◆ **Task**
In the records that follow, find each line containing "shortcut" and copy it.
★ ★ ★ ★
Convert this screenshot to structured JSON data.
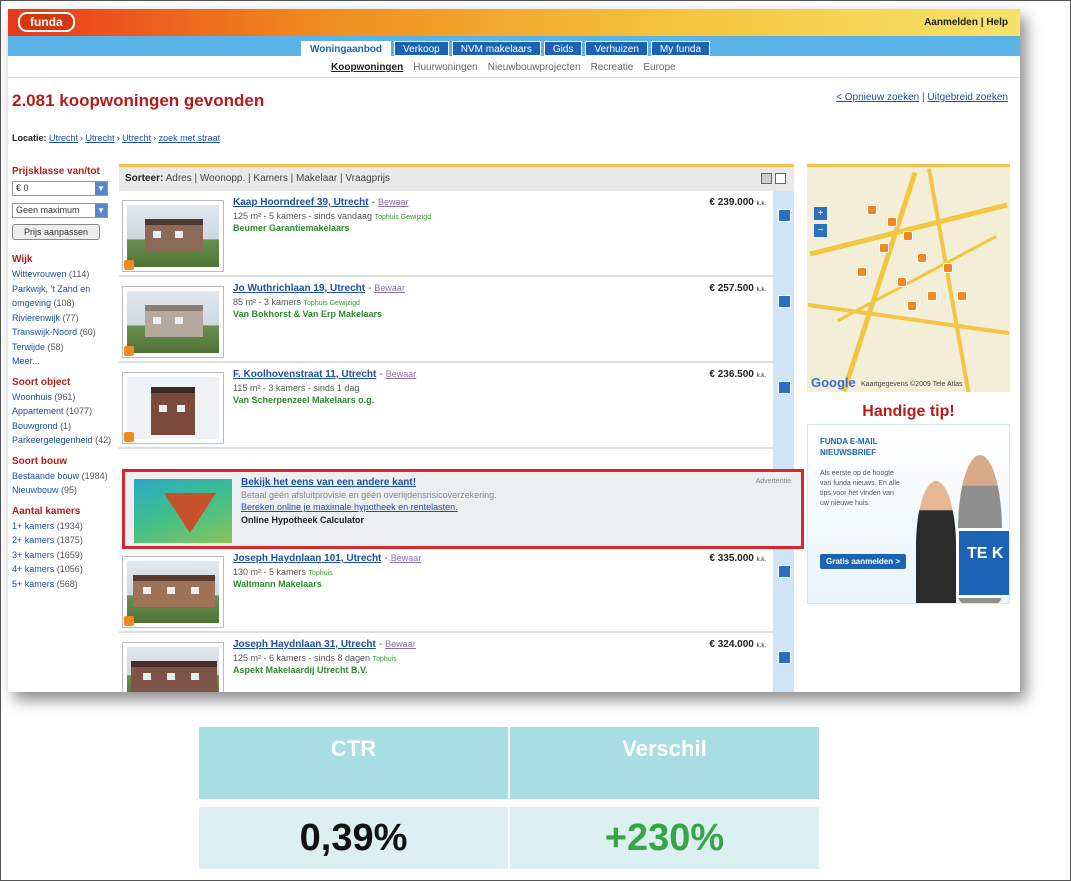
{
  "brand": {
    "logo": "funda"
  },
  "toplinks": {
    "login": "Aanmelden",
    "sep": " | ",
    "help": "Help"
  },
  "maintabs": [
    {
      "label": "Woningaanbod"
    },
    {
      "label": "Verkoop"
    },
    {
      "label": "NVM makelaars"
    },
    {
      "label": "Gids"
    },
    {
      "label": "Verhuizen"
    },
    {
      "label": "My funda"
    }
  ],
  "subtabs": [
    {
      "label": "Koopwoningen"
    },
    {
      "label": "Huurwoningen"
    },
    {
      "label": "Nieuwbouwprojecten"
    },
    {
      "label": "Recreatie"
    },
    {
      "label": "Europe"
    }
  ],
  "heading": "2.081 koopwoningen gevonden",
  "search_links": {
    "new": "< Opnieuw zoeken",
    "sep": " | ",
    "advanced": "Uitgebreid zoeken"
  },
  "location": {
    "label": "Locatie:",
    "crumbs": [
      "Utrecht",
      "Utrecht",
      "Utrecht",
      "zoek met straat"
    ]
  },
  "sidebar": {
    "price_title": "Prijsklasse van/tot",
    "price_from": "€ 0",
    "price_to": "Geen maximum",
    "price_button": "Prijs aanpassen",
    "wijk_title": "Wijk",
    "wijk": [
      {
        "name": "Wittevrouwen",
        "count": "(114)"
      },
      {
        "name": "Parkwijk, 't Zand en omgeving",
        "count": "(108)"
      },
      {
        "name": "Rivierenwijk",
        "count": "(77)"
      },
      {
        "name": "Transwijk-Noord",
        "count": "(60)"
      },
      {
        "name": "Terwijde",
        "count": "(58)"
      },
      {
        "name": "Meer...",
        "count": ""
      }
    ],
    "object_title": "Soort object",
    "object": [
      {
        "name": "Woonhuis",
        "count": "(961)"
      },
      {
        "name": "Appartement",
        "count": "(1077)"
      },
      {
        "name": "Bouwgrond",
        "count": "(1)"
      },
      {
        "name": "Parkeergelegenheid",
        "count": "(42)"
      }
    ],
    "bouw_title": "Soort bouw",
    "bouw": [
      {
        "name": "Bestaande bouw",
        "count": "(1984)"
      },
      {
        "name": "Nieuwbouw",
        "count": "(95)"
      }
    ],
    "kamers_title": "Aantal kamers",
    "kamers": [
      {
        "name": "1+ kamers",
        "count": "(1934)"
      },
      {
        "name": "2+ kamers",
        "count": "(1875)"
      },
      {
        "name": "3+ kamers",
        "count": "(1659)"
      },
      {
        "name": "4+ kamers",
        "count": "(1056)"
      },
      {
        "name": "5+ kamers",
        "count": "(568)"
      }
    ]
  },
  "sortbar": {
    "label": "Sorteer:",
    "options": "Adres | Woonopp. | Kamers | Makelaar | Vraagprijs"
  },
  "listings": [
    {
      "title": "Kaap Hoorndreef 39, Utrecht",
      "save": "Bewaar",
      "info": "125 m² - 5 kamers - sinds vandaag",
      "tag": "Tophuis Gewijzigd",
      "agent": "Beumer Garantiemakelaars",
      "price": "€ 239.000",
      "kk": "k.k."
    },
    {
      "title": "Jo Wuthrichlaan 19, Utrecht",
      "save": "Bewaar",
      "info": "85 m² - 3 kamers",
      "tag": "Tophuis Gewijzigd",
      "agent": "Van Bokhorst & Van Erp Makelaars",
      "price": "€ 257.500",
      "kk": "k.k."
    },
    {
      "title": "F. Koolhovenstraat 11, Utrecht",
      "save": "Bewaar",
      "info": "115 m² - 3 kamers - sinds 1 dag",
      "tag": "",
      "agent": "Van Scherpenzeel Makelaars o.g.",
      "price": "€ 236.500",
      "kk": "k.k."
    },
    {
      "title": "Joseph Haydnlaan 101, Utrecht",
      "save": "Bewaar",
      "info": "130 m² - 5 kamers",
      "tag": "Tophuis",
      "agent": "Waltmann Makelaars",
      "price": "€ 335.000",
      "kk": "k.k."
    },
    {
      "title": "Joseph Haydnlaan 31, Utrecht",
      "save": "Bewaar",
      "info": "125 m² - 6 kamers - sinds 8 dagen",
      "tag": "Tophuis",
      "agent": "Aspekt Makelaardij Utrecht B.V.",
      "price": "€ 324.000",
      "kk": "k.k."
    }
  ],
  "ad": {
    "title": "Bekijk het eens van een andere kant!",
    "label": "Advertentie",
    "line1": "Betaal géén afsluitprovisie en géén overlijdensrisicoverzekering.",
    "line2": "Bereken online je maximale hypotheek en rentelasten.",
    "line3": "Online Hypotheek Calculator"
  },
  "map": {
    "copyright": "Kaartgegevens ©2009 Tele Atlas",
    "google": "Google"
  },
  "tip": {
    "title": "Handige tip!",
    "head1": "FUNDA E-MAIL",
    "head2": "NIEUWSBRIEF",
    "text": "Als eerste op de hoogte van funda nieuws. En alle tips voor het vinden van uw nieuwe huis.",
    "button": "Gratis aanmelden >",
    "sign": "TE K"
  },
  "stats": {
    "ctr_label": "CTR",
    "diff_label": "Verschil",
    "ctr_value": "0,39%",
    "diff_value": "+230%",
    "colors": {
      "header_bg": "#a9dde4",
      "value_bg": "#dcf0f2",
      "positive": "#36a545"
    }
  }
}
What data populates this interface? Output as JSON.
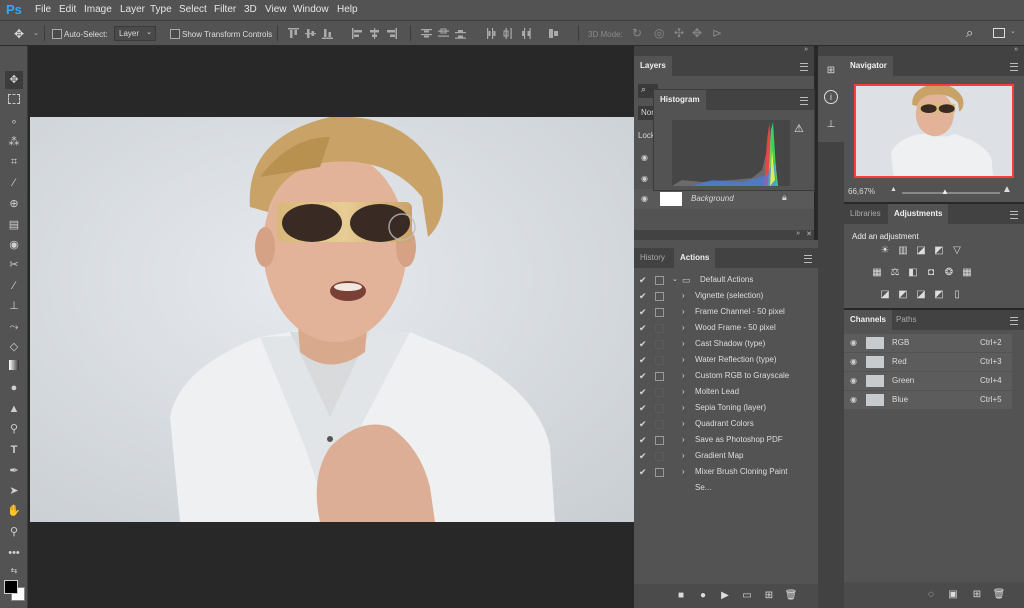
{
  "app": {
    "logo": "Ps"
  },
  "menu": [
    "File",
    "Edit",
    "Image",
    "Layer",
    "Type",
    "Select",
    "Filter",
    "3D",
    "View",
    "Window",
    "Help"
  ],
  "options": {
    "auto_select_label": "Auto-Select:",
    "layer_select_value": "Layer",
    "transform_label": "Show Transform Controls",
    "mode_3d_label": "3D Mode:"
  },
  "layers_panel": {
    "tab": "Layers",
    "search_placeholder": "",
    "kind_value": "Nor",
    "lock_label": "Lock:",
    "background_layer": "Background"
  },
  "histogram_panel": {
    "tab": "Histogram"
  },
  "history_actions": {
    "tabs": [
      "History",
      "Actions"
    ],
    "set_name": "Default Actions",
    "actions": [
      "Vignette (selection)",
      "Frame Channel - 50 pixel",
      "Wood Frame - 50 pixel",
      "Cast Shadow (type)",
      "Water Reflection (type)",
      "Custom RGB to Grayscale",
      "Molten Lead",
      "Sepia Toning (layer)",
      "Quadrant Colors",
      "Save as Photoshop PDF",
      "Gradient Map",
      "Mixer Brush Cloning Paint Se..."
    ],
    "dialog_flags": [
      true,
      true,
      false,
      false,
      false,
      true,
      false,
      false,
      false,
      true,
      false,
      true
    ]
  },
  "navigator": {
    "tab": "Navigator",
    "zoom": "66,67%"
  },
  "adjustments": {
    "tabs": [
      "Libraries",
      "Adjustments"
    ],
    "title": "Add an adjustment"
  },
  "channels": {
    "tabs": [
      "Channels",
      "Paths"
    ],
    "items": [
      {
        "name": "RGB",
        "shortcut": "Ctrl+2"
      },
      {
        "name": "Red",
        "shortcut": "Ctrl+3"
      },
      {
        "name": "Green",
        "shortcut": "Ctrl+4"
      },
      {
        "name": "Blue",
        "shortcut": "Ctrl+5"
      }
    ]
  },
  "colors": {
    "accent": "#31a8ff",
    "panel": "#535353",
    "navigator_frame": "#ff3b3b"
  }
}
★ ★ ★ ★
◆ **Solution**
        "shortcut": "Ctrl+2"
        "shortcut": "Ctrl+3"
        "shortcut": "Ctrl+4"
        "shortcut": "Ctrl+5"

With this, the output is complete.